Boise Zoo Public Ar Proposal 2012 Marcus Pierce

Animals have taken over our homes! What are they doing here? Why are they up on our furniture, with their grubby little paws? Why are they eating our food and generally monkeying around in OUR environments?! The NERVE!

I am pleased to be creating designs for Zoo Boise. I am inspired by the zoo’s significant efforts and contributions toward the preservation of the world’s endangered wildlife species. One of the biggest threats to endangered wildlife species is the depletion of their natural habitats by humans. With this series of murals, the tables have turned. Rather than humans taking over the natural environments of animals, animals have taken over our habitats.

The murals juxtapose wild animals in an atypical context to allow the viewer to ponder what it would be like to have wild animals take over our environment. This strange juxtaposition allows the viewer to consider wildlife in a fresh new way. There are four panel murals that each represent a different room of a home. The movement of the viewer from painting to painting is analogous to moving from room to room. The works create empathy for the animals by placing them into environments that are intimately relatable to the viewer. The work is intended to be simultaneously humorous as well as serious.

People from all walks of life, young and old attend the zoo. In designing the murals for the zoo I have decided to work with common imagery that people of diversity can relate to. We are all familiar with images of animals, and we are all familiar with images of interiors of homes, but it is through this unexpected pairing that curiosity is sparked. Children looking at paintings will giggle at the sight of a tiger on a couch, while adults may speculate about the narrative behind the work. Why are these animals here? What are they doing? How do they relate to our world? How do we relate to theirs? And, how do we relate to them?

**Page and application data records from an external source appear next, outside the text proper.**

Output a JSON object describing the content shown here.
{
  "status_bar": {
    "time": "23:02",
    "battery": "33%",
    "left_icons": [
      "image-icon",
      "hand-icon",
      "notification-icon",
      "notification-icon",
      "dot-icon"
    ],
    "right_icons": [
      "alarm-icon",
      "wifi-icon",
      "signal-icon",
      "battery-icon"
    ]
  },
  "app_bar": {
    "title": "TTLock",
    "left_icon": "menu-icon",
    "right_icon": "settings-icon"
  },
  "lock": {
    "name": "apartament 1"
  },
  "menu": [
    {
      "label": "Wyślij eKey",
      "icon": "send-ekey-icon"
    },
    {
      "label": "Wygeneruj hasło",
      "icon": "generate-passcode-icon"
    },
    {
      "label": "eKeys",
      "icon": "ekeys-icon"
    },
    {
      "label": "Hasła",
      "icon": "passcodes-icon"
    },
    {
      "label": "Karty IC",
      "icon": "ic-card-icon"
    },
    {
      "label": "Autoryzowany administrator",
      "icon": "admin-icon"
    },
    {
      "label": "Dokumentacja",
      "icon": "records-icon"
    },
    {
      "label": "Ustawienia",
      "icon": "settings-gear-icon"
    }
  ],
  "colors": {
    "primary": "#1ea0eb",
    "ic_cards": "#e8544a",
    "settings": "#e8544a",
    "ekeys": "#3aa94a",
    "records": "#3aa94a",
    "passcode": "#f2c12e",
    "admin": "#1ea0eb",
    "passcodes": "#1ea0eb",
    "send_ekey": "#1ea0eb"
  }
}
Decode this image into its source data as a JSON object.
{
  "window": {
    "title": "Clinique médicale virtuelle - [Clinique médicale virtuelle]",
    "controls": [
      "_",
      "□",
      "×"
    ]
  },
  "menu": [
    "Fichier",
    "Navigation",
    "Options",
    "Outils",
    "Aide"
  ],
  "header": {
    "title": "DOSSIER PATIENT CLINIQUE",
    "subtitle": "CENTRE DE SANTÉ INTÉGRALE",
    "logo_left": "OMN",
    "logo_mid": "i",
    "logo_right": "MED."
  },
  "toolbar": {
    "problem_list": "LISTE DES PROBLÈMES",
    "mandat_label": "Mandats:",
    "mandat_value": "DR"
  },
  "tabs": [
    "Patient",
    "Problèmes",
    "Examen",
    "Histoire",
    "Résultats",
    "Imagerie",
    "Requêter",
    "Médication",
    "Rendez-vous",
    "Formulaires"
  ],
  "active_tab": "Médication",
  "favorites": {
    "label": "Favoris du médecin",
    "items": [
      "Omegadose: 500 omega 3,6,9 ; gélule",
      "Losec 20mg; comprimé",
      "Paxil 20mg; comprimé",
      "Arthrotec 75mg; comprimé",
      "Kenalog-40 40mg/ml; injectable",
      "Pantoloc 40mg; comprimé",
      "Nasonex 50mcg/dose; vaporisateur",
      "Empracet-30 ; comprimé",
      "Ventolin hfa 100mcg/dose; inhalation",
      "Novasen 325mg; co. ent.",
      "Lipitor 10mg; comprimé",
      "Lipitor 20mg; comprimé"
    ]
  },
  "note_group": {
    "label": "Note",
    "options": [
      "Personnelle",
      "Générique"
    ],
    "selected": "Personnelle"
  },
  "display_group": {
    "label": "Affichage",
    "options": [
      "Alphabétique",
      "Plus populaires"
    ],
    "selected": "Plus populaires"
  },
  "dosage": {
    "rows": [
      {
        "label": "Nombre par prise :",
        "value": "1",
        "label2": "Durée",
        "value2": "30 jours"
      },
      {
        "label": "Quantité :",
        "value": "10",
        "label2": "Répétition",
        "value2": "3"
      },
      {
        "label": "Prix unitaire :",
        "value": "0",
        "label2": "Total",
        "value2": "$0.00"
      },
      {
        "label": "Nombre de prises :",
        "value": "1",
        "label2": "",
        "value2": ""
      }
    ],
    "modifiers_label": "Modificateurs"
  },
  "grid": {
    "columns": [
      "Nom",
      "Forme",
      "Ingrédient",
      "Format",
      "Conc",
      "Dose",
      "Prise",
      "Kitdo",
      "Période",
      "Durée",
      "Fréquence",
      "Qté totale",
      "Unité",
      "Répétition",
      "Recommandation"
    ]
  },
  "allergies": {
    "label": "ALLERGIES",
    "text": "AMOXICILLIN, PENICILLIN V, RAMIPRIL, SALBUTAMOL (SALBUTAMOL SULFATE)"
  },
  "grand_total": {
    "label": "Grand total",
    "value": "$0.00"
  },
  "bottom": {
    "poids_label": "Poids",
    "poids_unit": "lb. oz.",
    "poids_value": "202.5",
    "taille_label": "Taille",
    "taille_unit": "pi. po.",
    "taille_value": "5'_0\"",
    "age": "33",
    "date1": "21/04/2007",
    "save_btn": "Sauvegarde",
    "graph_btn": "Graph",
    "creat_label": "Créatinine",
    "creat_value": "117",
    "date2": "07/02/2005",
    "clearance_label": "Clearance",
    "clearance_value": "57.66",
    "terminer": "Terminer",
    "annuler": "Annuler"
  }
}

The work is intended to allow freedom for the viewers to participate and interact with the paintings, and to come up with their own conclusions about the various scenes presented. This prompting of involvement, in a spirit of playfulness, will help strengthen the cause of creating awareness of habitat and environment.

 

If you are interested in commissioning this public art in your local zoo contact Marcus Pierce.

To see more public arts in Boise click here.